A taxicab driver who was convicted of sexually assaulting a passenger in July 2014 is no longer allowed to drive a cab in Honolulu.
A Circuit Court jury convicted Enio Ruben Tablas, 54, of two counts of third-degree sexual assault Friday. Tablas has been charged in another sexual assault case involving a passenger, but no trial date has been set in that case.
Under city rules, Tablas had been able to work as a cabdriver while the charges were pending. On Monday the city revoked his certificate.
“When the conviction came down, as mayor I picked up the phone and called the city’s Customer Services Department director,” Honolulu Mayor Kirk Caldwell said. “I said, ‘We have a conviction now, so we can take action.'”
The Customer Services Department oversees taxi operations. Director Sheri Kajiwara sent Tablas a letter Monday.
“The crimes that Mr. Tablas has been convicted of are highly disturbing,” Kajiwara said. “In the interest of public safety, my office is notifying Mr. Tablas and his current employers that his taxicab driver’s certificate is revoked effective immediately.”
On July 5, 2014, Tablas picked up a woman, then 21, who had been drinking in Waikiki. The woman testified that she felt safe because there were already two other passengers in the cab. Tablas dropped off the other passengers, then drove the woman to Kahala Beach, where he sexually assaulted her. Tablas then drove her home, and as she left he said, “Remember me … I’m the red cab.”

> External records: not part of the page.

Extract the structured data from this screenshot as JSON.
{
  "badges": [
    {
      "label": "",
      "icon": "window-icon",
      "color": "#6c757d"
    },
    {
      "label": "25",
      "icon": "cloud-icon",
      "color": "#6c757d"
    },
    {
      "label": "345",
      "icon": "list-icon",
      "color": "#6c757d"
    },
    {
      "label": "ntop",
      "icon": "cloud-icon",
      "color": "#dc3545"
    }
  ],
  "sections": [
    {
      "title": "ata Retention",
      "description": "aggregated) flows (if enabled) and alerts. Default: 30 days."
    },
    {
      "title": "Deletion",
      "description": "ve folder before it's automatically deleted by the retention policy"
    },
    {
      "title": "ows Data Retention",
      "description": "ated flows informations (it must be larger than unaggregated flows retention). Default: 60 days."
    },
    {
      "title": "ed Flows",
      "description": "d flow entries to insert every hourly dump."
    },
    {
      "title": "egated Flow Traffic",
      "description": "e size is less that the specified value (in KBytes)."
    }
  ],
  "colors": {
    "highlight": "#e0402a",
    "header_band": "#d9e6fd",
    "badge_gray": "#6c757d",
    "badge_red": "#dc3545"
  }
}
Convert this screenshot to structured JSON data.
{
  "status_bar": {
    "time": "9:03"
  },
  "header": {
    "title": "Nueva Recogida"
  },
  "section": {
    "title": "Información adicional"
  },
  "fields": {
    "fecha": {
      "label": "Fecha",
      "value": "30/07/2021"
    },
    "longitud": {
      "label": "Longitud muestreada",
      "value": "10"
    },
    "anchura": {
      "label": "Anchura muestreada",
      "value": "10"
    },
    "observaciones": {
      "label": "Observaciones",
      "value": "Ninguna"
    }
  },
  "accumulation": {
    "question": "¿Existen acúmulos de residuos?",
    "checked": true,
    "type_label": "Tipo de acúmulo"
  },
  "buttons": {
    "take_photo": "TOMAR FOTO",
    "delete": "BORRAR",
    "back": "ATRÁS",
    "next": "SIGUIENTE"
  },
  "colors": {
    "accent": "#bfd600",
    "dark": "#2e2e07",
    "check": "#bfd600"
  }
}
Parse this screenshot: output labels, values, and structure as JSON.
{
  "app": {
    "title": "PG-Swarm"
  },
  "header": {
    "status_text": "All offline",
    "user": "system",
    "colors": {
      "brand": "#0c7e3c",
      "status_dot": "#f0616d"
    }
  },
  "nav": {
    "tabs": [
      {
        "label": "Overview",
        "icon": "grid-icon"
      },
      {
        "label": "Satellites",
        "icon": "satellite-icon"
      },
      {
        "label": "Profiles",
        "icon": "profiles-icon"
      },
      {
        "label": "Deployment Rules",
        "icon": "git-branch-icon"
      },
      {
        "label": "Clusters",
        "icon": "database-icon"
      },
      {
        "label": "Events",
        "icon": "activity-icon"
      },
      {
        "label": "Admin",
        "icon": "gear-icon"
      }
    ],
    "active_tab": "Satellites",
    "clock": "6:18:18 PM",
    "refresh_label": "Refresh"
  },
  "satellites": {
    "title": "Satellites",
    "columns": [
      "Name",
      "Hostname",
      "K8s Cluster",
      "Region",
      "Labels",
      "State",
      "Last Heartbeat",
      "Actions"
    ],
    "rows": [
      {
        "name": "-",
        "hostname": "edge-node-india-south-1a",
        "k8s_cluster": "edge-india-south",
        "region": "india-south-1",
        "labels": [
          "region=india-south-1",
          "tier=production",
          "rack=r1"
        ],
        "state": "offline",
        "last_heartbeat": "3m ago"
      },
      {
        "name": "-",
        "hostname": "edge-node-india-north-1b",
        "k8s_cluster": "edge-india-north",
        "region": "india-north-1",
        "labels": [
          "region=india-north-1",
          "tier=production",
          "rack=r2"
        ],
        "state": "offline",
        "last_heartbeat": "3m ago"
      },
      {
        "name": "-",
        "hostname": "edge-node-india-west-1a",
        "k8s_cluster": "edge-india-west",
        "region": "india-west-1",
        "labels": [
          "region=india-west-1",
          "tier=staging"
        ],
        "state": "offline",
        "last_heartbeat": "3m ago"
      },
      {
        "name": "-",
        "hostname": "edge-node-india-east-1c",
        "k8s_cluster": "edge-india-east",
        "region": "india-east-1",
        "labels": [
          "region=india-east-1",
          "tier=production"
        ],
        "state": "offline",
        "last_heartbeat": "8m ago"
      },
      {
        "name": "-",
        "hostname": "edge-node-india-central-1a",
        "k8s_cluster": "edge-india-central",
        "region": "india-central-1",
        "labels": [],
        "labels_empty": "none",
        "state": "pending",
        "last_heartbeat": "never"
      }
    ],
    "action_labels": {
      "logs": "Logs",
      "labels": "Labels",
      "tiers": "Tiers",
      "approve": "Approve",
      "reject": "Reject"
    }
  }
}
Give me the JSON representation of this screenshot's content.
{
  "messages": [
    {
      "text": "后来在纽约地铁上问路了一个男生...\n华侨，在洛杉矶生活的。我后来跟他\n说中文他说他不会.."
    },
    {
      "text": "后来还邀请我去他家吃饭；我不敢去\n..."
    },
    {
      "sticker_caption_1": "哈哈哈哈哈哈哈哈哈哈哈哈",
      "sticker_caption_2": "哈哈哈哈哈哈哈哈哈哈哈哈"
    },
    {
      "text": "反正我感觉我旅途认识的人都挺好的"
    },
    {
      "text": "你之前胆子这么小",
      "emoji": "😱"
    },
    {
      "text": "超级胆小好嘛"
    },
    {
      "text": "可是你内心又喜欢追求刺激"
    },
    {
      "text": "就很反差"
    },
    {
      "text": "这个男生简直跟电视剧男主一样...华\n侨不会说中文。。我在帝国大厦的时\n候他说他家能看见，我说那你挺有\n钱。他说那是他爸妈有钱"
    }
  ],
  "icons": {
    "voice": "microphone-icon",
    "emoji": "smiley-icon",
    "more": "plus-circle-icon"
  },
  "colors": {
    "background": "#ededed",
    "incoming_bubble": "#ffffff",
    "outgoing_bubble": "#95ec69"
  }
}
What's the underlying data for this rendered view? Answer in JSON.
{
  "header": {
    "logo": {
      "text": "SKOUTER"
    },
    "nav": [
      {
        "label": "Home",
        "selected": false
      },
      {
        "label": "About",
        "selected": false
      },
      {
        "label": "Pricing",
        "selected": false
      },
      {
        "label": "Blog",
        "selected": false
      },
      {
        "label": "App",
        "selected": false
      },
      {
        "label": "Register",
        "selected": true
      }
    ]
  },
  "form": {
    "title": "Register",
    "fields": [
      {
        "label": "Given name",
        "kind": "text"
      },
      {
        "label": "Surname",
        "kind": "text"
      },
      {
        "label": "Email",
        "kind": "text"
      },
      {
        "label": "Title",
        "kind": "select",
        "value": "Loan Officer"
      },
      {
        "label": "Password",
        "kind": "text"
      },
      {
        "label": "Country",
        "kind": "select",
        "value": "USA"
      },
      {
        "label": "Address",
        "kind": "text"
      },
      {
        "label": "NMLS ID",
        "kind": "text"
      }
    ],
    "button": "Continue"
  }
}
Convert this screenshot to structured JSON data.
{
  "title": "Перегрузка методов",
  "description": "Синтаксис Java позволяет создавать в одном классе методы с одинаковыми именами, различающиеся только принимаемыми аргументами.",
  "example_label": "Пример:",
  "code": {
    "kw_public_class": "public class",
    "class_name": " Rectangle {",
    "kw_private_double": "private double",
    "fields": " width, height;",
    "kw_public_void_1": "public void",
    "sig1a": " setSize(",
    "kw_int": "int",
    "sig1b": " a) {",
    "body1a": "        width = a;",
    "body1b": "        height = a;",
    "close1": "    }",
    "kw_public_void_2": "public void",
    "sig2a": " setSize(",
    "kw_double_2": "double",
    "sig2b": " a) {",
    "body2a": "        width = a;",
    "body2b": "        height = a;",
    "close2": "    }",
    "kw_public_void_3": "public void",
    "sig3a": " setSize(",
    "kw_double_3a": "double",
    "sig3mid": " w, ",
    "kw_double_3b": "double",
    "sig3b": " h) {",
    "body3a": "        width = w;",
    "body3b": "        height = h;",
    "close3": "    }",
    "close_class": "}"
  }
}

Tablas is free on bail but faces up to five years in prison on each of the two counts when he is sentenced Jan. 27. He will have to register as a sex offender.
He also faces two counts of sexual assault in the second case. A woman, 21, told police she was walking alone along Nuuanu Avenue at 1 a.m. March 29, 2014. She said she had been drinking, and Tablas approached her in his cab and offered her a free ride. She told police she passed out in the cab, and when she awoke Tablas was raping her. She said he told her to smile and took her picture before dropping her off near Ala Moana Center.
The charges against Tablas were highlighted in a September Honolulu Star-Advertiser series on the city’s oversight of the taxi industry. Although Tablas has past convictions for theft, driving with a suspended or revoked license due to DUI, failure to take a chemical test and numerous traffic violations in California and Hawaii, he was allowed to get a taxi license because the city’s criminal background checks go back only two years and are limited to Hawaii.